Kashmiris who could not help on the ground started helping from wherever they were. Special prayers were held in Mumbai mosques for Kashmir, a Delhi-based lawyer walked up to a relief collection point in Delhi and gave his life’s savings to the effort, a Bangalore-based Social Media Professional would establish contact with various agencies and begin relief effort a few hours after the floods hit Srinagar, a Mumbai-based actor would travel to Srinagar to participate in rescue operations, a New York-based writer would travel to save his parents, then stay back and help with the effort. An ordinary nation does not do that.
Displaced Kashmiris too would not sit back and relax. Doctors quickly networked and set up relief camps for the displaced wherever they were. A private nursing home on the Srinagar by-pass would open its doors for all patients, performing surgeries free of cost, despite the fact that its owner had lost his own home. Neighbours, who otherwise slugged it out on trifles, set up kitchens on the first floors of their flooded homes for all who could access them. Sikhs were living in mosques, Hindus in dargahs and Muslims in Gurdwaras. Overnight, Kashmir had become one. No ordinary nation does that. This was not cricket.

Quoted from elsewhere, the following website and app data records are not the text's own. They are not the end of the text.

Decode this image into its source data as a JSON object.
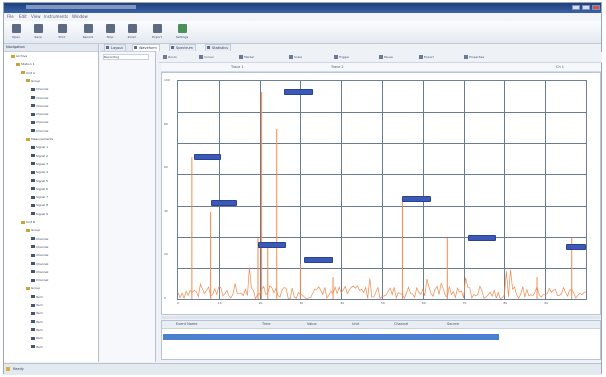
{
  "window": {
    "title": ""
  },
  "menu": [
    "File",
    "Edit",
    "View",
    "Instruments",
    "Window"
  ],
  "toolbar": [
    "Open",
    "Save",
    "Print",
    "Record",
    "Stop",
    "Zoom",
    "Export",
    "Settings",
    "Options",
    "Help"
  ],
  "tree": {
    "header": "Navigation",
    "nodes": [
      {
        "label": "Archive",
        "indent": 1,
        "icon": "folder"
      },
      {
        "label": "Station 1",
        "indent": 2,
        "icon": "folder"
      },
      {
        "label": "Unit A",
        "indent": 3,
        "icon": "folder"
      },
      {
        "label": "Group",
        "indent": 4,
        "icon": "folder"
      },
      {
        "label": "Channel",
        "indent": 5,
        "icon": "doc"
      },
      {
        "label": "Channel",
        "indent": 5,
        "icon": "doc"
      },
      {
        "label": "Channel",
        "indent": 5,
        "icon": "doc"
      },
      {
        "label": "Channel",
        "indent": 5,
        "icon": "doc"
      },
      {
        "label": "Channel",
        "indent": 5,
        "icon": "doc"
      },
      {
        "label": "Channel",
        "indent": 5,
        "icon": "doc"
      },
      {
        "label": "Measurements",
        "indent": 4,
        "icon": "folder"
      },
      {
        "label": "Signal 1",
        "indent": 5,
        "icon": "doc"
      },
      {
        "label": "Signal 2",
        "indent": 5,
        "icon": "doc"
      },
      {
        "label": "Signal 3",
        "indent": 5,
        "icon": "doc"
      },
      {
        "label": "Signal 4",
        "indent": 5,
        "icon": "doc"
      },
      {
        "label": "Signal 5",
        "indent": 5,
        "icon": "doc"
      },
      {
        "label": "Signal 6",
        "indent": 5,
        "icon": "doc"
      },
      {
        "label": "Signal 7",
        "indent": 5,
        "icon": "doc"
      },
      {
        "label": "Signal 8",
        "indent": 5,
        "icon": "doc"
      },
      {
        "label": "Signal 9",
        "indent": 5,
        "icon": "doc"
      },
      {
        "label": "Unit B",
        "indent": 3,
        "icon": "folder"
      },
      {
        "label": "Group",
        "indent": 4,
        "icon": "folder"
      },
      {
        "label": "Channel",
        "indent": 5,
        "icon": "doc"
      },
      {
        "label": "Channel",
        "indent": 5,
        "icon": "doc"
      },
      {
        "label": "Channel",
        "indent": 5,
        "icon": "doc"
      },
      {
        "label": "Channel",
        "indent": 5,
        "icon": "doc"
      },
      {
        "label": "Channel",
        "indent": 5,
        "icon": "doc"
      },
      {
        "label": "Channel",
        "indent": 5,
        "icon": "doc"
      },
      {
        "label": "Group",
        "indent": 4,
        "icon": "folder"
      },
      {
        "label": "Item",
        "indent": 5,
        "icon": "doc"
      },
      {
        "label": "Item",
        "indent": 5,
        "icon": "doc"
      },
      {
        "label": "Item",
        "indent": 5,
        "icon": "doc"
      },
      {
        "label": "Item",
        "indent": 5,
        "icon": "doc"
      },
      {
        "label": "Item",
        "indent": 5,
        "icon": "doc"
      },
      {
        "label": "Item",
        "indent": 5,
        "icon": "doc"
      },
      {
        "label": "Item",
        "indent": 5,
        "icon": "doc"
      }
    ]
  },
  "midpanel": {
    "cell": "Recording"
  },
  "tabs": [
    {
      "label": "Layout",
      "active": false
    },
    {
      "label": "Waveform",
      "active": true
    },
    {
      "label": "Spectrum",
      "active": false
    },
    {
      "label": "Statistics",
      "active": false
    }
  ],
  "chart_toolbar": [
    "Zoom",
    "Cursor",
    "Marker",
    "Scale",
    "Trigger",
    "Pause",
    "Export",
    "Properties"
  ],
  "chart_header": {
    "left": "Trace 1",
    "center": "Trace 2",
    "right": "Ch 1"
  },
  "chart_data": {
    "type": "line",
    "grid": true,
    "legend": "none",
    "xlim": [
      0,
      100
    ],
    "ylim": [
      0,
      100
    ],
    "trace_color": "#f08a4c",
    "marker_color": "#3c58b8",
    "x_ticks": [
      "0",
      "10",
      "20",
      "30",
      "40",
      "50",
      "60",
      "70",
      "80",
      "90"
    ],
    "y_ticks": [
      "100",
      "80",
      "60",
      "40",
      "20",
      "0"
    ],
    "peaks": [
      {
        "x": 3.4,
        "y": 65
      },
      {
        "x": 8.0,
        "y": 40
      },
      {
        "x": 20.5,
        "y": 95
      },
      {
        "x": 22.0,
        "y": 25
      },
      {
        "x": 19.6,
        "y": 28
      },
      {
        "x": 24.2,
        "y": 78
      },
      {
        "x": 30.0,
        "y": 16
      },
      {
        "x": 38.0,
        "y": 10
      },
      {
        "x": 55.0,
        "y": 47
      },
      {
        "x": 66.0,
        "y": 28
      },
      {
        "x": 88.0,
        "y": 10
      },
      {
        "x": 96.5,
        "y": 28
      }
    ],
    "markers": [
      {
        "x1": 4.0,
        "x2": 10.5,
        "y": 65
      },
      {
        "x1": 26.0,
        "x2": 33.0,
        "y": 95
      },
      {
        "x1": 8.0,
        "x2": 14.5,
        "y": 44
      },
      {
        "x1": 19.5,
        "x2": 26.5,
        "y": 25
      },
      {
        "x1": 31.0,
        "x2": 38.0,
        "y": 18
      },
      {
        "x1": 55.0,
        "x2": 62.0,
        "y": 46
      },
      {
        "x1": 71.0,
        "x2": 78.0,
        "y": 28
      },
      {
        "x1": 95.0,
        "x2": 100,
        "y": 24
      }
    ]
  },
  "events": {
    "columns": [
      "Event Name",
      "Time",
      "Value",
      "Unit",
      "Channel",
      "Source"
    ],
    "selected_row": ""
  },
  "status": {
    "left": "Ready",
    "mid": "",
    "right": ""
  }
}
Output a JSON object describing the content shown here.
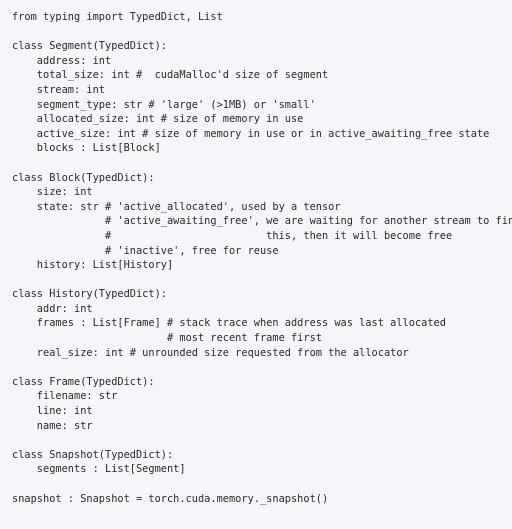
{
  "lines": [
    "from typing import TypedDict, List",
    "",
    "class Segment(TypedDict):",
    "    address: int",
    "    total_size: int #  cudaMalloc'd size of segment",
    "    stream: int",
    "    segment_type: str # 'large' (>1MB) or 'small'",
    "    allocated_size: int # size of memory in use",
    "    active_size: int # size of memory in use or in active_awaiting_free state",
    "    blocks : List[Block]",
    "",
    "class Block(TypedDict):",
    "    size: int",
    "    state: str # 'active_allocated', used by a tensor",
    "               # 'active_awaiting_free', we are waiting for another stream to finish using",
    "               #                         this, then it will become free",
    "               # 'inactive', free for reuse",
    "    history: List[History]",
    "",
    "class History(TypedDict):",
    "    addr: int",
    "    frames : List[Frame] # stack trace when address was last allocated",
    "                         # most recent frame first",
    "    real_size: int # unrounded size requested from the allocator",
    "",
    "class Frame(TypedDict):",
    "    filename: str",
    "    line: int",
    "    name: str",
    "",
    "class Snapshot(TypedDict):",
    "    segments : List[Segment]",
    "",
    "snapshot : Snapshot = torch.cuda.memory._snapshot()"
  ]
}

And in the backdrop was a gigantic finger pointing in the direction of New Delhi. When Kashmir called, Kashmiris responded. Besides running a state when there was none, Kashmiris amply proved that without the negative, divisive influence of New Delhi and its proxies in Kashmir, they can do a great job of looking after themselves.